Much as Risk 2015 seized the zeitgeist with its examination of a profession in crisis, an ideal conference for 2017 would have been called Architecture and Politics. Urbanism and its rapidly emerging role in global politics is about as current and urgent as it gets. The fights in Sydney to protect the Sirius building, and to prevent the Packers from destroying Barangaroo, are local examples. Further afield there is the decision to fence Parliament House, the failure to implement the most important of the OVGA’s proposals for the Victorian apartment design standards, and the federal government’s lacklustre efforts in managing housing affordability. Further afield again there is the epic challenge of climate change, the sickening rise of populism, and the geographic segregation seen in Pauline Hanson’s re-emergence, the Brexit vote and the United States presidential election. If cities vote left, and small towns vote right, what does that mean for architecture?
Maas and Mehrotra touched on politics in their presentations, and the planning supersession explored it thoroughly. But these were exceptions not the rule. Praxis did not really engage, it took the safe road our once mighty profession has always taken. Instead of examining the world, the conference looked only at practice, and only at familiar versions of it. A wasted opportunity in my book.
- Ken Maher and Helen Lochhead, creative directors; Praxis 2017 overview; accessed May 2017.
- Amy Frearson; Meditating twice a day keeps staff at Vo Trong Nghia Architects focussed, claims founder; Dezeen; May 2016.
- Value management is a term I despise by the way, a cowardly form of double speak of which Orwell would have been proud. It means, cost cutting, plain and simple. In my humble opinion, architects should never stoop to using it.

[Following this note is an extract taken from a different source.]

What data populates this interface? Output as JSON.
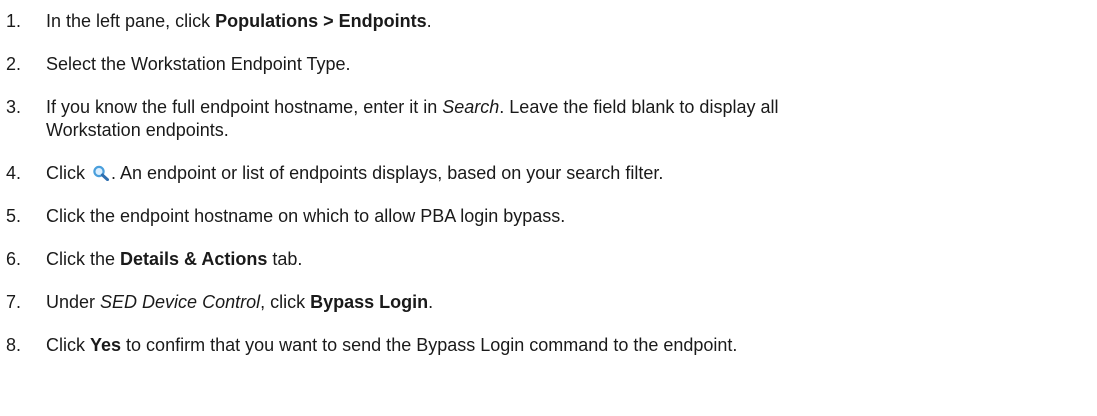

- Katelin Butler; Artisinal values: Fish Creek House; ArchitectureAU; June 2017.
- Sirius Building by Tao Gofers; photo by Katherine Lu.
- Crystal Houses by MVRDV; photo by Daria Scagliola and Stijn Brakkee; sourced from ArchDaily.
- London School of Economics Student Centre by O’Donnell and Tuomey Architects; photo by Alex Bland.
- Bamboo Wing by Vo Trong Nghia; photo by Hiroyuki Oki.
- GASP! by Room 11; photo by Ben Hosking.
- Park Lane House by Kennedy Nolan; photo by Derek Swalwell.